* _Task brief_: Read through the records. Copy each line that has the word "View".

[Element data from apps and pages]
++++

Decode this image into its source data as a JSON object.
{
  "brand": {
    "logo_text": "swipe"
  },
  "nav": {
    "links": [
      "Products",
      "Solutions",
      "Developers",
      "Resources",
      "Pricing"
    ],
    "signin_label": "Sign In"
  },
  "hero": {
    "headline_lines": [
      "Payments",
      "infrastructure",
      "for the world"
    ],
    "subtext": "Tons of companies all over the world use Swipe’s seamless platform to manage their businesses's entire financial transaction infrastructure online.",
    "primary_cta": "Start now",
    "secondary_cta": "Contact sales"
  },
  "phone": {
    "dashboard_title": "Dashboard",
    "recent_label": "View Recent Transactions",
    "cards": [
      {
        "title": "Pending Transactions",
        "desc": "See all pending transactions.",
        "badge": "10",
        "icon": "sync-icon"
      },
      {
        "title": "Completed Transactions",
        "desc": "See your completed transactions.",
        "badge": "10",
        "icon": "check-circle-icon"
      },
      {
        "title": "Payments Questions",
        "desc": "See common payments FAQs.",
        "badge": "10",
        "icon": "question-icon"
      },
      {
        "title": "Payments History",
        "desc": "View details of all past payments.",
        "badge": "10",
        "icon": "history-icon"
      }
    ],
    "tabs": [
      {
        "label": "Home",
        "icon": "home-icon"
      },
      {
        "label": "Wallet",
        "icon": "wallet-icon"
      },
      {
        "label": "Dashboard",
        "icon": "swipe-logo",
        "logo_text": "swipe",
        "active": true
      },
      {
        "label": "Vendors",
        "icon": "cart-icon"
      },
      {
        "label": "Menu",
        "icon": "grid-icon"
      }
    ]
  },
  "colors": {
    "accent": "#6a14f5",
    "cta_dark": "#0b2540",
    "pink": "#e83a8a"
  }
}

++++

* _Exercise result_:
    "recent_label": "View Recent Transactions",
        "desc": "View details of all past payments.",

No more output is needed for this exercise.